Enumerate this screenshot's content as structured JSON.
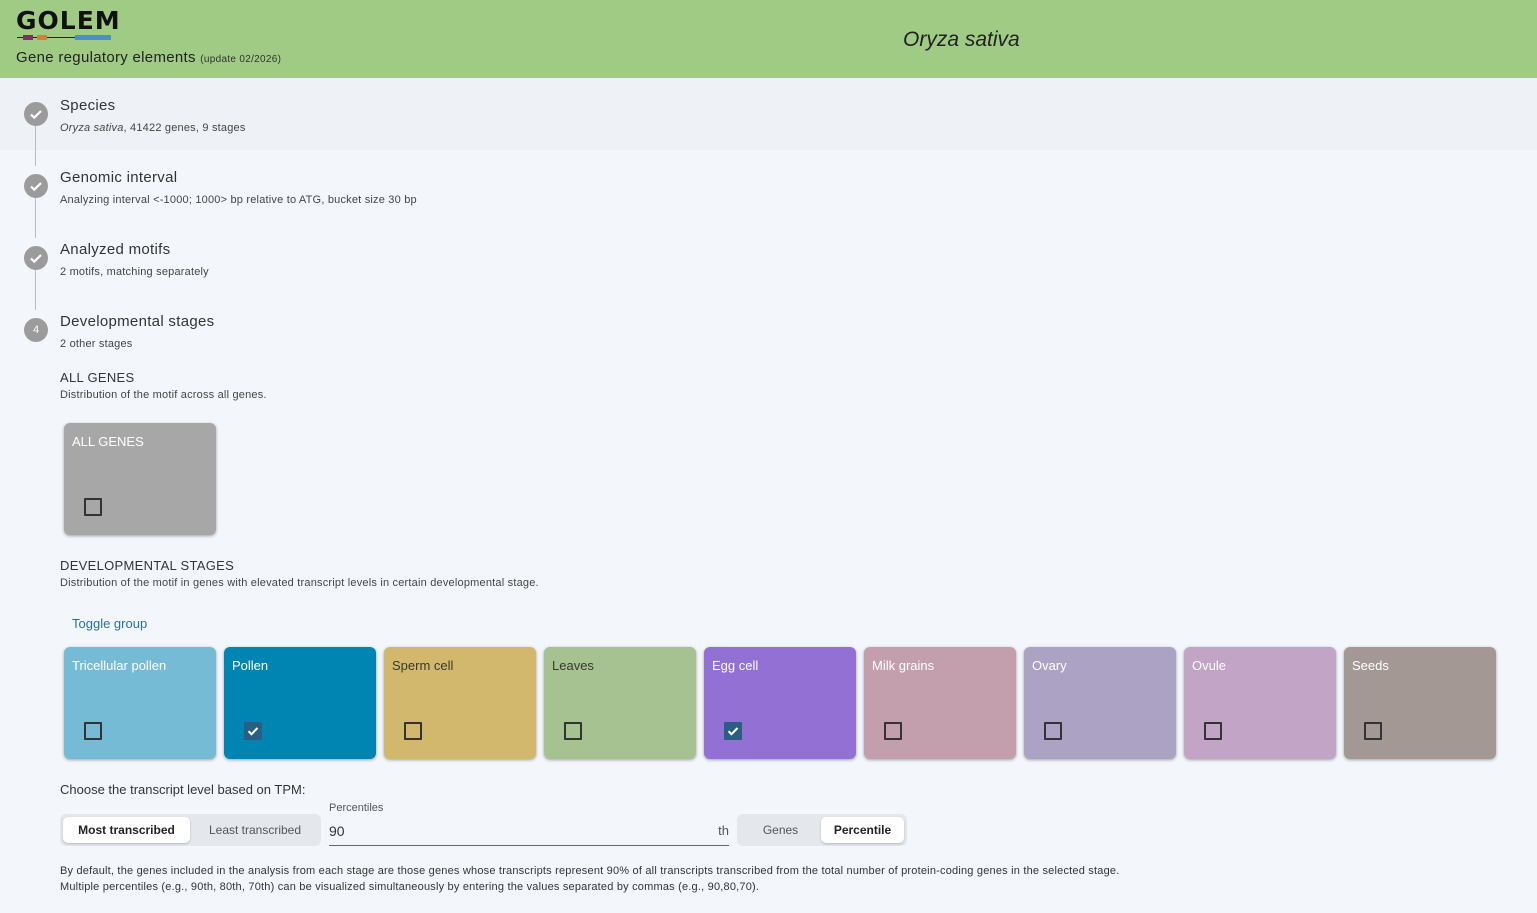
{
  "header": {
    "logo": "GOLEM",
    "subtitle": "Gene regulatory elements",
    "update": "(update 02/2026)",
    "species": "Oryza sativa"
  },
  "steps": [
    {
      "icon": "check-icon",
      "title": "Species",
      "sub_italic": "Oryza sativa",
      "sub": ", 41422 genes, 9 stages"
    },
    {
      "icon": "check-icon",
      "title": "Genomic interval",
      "sub": "Analyzing interval <-1000; 1000> bp relative to ATG, bucket size 30 bp"
    },
    {
      "icon": "check-icon",
      "title": "Analyzed motifs",
      "sub": "2 motifs, matching separately"
    },
    {
      "number": "4",
      "title": "Developmental stages",
      "sub": "2 other stages"
    }
  ],
  "all_genes": {
    "title": "ALL GENES",
    "desc": "Distribution of the motif across all genes.",
    "card": {
      "label": "ALL GENES",
      "color": "#a7a7a7",
      "checked": false
    }
  },
  "dev_stages": {
    "title": "DEVELOPMENTAL STAGES",
    "desc": "Distribution of the motif in genes with elevated transcript levels in certain developmental stage.",
    "toggle": "Toggle group",
    "cards": [
      {
        "label": "Tricellular pollen",
        "color": "#76bbd6",
        "checked": false
      },
      {
        "label": "Pollen",
        "color": "#0085b3",
        "checked": true
      },
      {
        "label": "Sperm cell",
        "color": "#d1b86d",
        "checked": false
      },
      {
        "label": "Leaves",
        "color": "#a5c290",
        "checked": false
      },
      {
        "label": "Egg cell",
        "color": "#9270d4",
        "checked": true
      },
      {
        "label": "Milk grains",
        "color": "#c39fae",
        "checked": false
      },
      {
        "label": "Ovary",
        "color": "#aca3c4",
        "checked": false
      },
      {
        "label": "Ovule",
        "color": "#c2a4c6",
        "checked": false
      },
      {
        "label": "Seeds",
        "color": "#a39893",
        "checked": false
      }
    ]
  },
  "tpm": {
    "label": "Choose the transcript level based on TPM:",
    "mode_options": [
      "Most transcribed",
      "Least transcribed"
    ],
    "mode_selected": "Most transcribed",
    "field_label": "Percentiles",
    "field_value": "90",
    "field_suffix": "th",
    "unit_options": [
      "Genes",
      "Percentile"
    ],
    "unit_selected": "Percentile"
  },
  "notes": [
    "By default, the genes included in the analysis from each stage are those genes whose transcripts represent 90% of all transcripts transcribed from the total number of protein-coding genes in the selected stage.",
    "Multiple percentiles (e.g., 90th, 80th, 70th) can be visualized simultaneously by entering the values separated by commas (e.g., 90,80,70)."
  ],
  "colors": {
    "header": "#a0cb84",
    "accent": "#2a6ea5",
    "checkbox_checked": "#2a5f82"
  }
}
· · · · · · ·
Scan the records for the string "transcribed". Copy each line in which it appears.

**Task output**
      "Most transcribed",
      "Least transcribed"
    "mode_selected": "Most transcribed",
    "By default, the genes included in the analysis from each stage are those genes whose transcripts represent 90% of all transcripts transcribed from the total number of protein-coding genes in the selected stage.",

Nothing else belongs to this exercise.